* **Description of the task**: From the records below, please return each line that holds the word "Angle".

* **Supplied records**:
__________

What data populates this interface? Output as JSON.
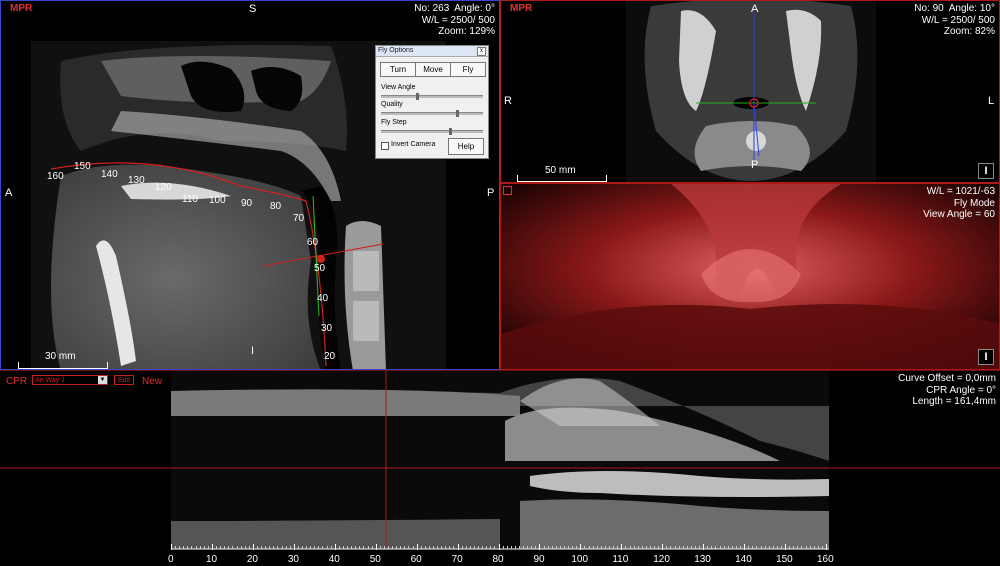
{
  "sagittal": {
    "mode": "MPR",
    "info": "No: 263  Angle: 0°\nW/L = 2500/ 500\nZoom: 129%",
    "orient_top": "S",
    "orient_left": "A",
    "orient_right": "P",
    "orient_bottom": "I",
    "scale": "30 mm",
    "ruler_labels": [
      "160",
      "150",
      "140",
      "130",
      "120",
      "110",
      "100",
      "90",
      "80",
      "70",
      "60",
      "50",
      "40",
      "30",
      "20"
    ]
  },
  "fly_options": {
    "title": "Fly Options",
    "close": "x",
    "turn": "Turn",
    "move": "Move",
    "fly": "Fly",
    "view_angle": "View Angle",
    "quality": "Quality",
    "fly_step": "Fly Step",
    "invert_camera": "Invert Camera",
    "help": "Help"
  },
  "axial": {
    "mode": "MPR",
    "info": "No: 90  Angle: 10°\nW/L = 2500/ 500\nZoom: 82%",
    "orient_top": "A",
    "orient_left": "R",
    "orient_right": "L",
    "orient_bottom": "P",
    "scale": "50 mm",
    "badge": "I"
  },
  "volume": {
    "info": "W/L = 1021/-63\nFly Mode\nView Angle = 60",
    "badge": "I"
  },
  "cpr": {
    "label": "CPR",
    "select_value": "Air Way 1",
    "edit": "Edit",
    "new": "New",
    "info": "Curve Offset = 0,0mm\nCPR Angle = 0°\nLength = 161,4mm",
    "ticks": [
      "0",
      "10",
      "20",
      "30",
      "40",
      "50",
      "60",
      "70",
      "80",
      "90",
      "100",
      "110",
      "120",
      "130",
      "140",
      "150",
      "160"
    ]
  },
  "colors": {
    "accent_red": "#e03030",
    "sagittal_border": "#3a46c8"
  }
}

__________

* **Reply**:
    "info": "No: 263  Angle: 0°\nW/L = 2500/ 500\nZoom: 129%",
    "view_angle": "View Angle",
    "info": "No: 90  Angle: 10°\nW/L = 2500/ 500\nZoom: 82%",
    "info": "W/L = 1021/-63\nFly Mode\nView Angle = 60",
    "info": "Curve Offset = 0,0mm\nCPR Angle = 0°\nLength = 161,4mm",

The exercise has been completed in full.